TASK DESCRIPTION> I'd like the data beneath this line reproduced exactly, without any of its images.

---------- THE DATA ----------

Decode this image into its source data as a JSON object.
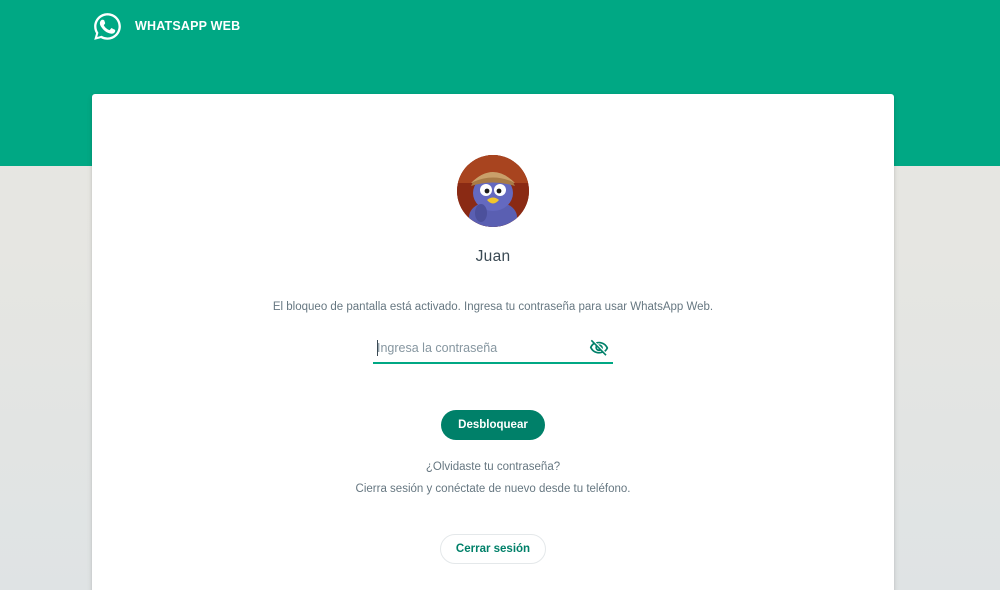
{
  "header": {
    "title": "WHATSAPP WEB",
    "logo_icon": "whatsapp-logo-icon",
    "background_color": "#00a884"
  },
  "lock_screen": {
    "avatar_icon": "profile-avatar",
    "user_name": "Juan",
    "message": "El bloqueo de pantalla está activado. Ingresa tu contraseña para usar WhatsApp Web.",
    "password_placeholder": "Ingresa la contraseña",
    "password_value": "",
    "visibility_toggle_icon": "eye-off-icon",
    "unlock_button_label": "Desbloquear",
    "forgot_password_link": "¿Olvidaste tu contraseña?",
    "forgot_password_hint": "Cierra sesión y conéctate de nuevo desde tu teléfono.",
    "logout_button_label": "Cerrar sesión"
  },
  "colors": {
    "accent": "#00a884",
    "button": "#008069",
    "text_secondary": "#667781"
  }
}
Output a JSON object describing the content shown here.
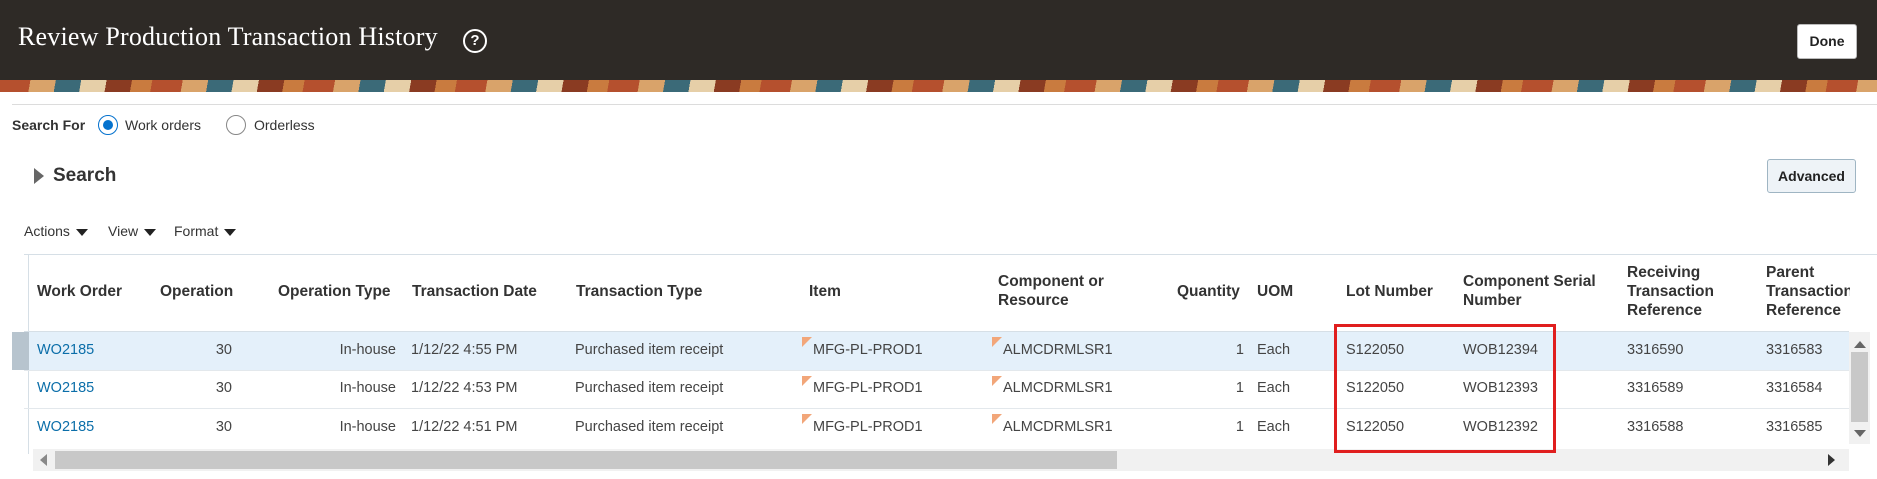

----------

PROBLEM SOLUTION>
Decode this image into its source data as a JSON object.
{
  "header": {
    "title": "WHATSAPP WEB",
    "logo_icon": "whatsapp-logo-icon",
    "background_color": "#00a884"
  },
  "lock_screen": {
    "avatar_icon": "profile-avatar",
    "user_name": "Juan",
    "message": "El bloqueo de pantalla está activado. Ingresa tu contraseña para usar WhatsApp Web.",
    "password_placeholder": "Ingresa la contraseña",
    "password_value": "",
    "visibility_toggle_icon": "eye-off-icon",
    "unlock_button_label": "Desbloquear",
    "forgot_password_link": "¿Olvidaste tu contraseña?",
    "forgot_password_hint": "Cierra sesión y conéctate de nuevo desde tu teléfono.",
    "logout_button_label": "Cerrar sesión"
  },
  "colors": {
    "accent": "#00a884",
    "button": "#008069",
    "text_secondary": "#667781"
  }
}
Output a JSON object describing the content shown here.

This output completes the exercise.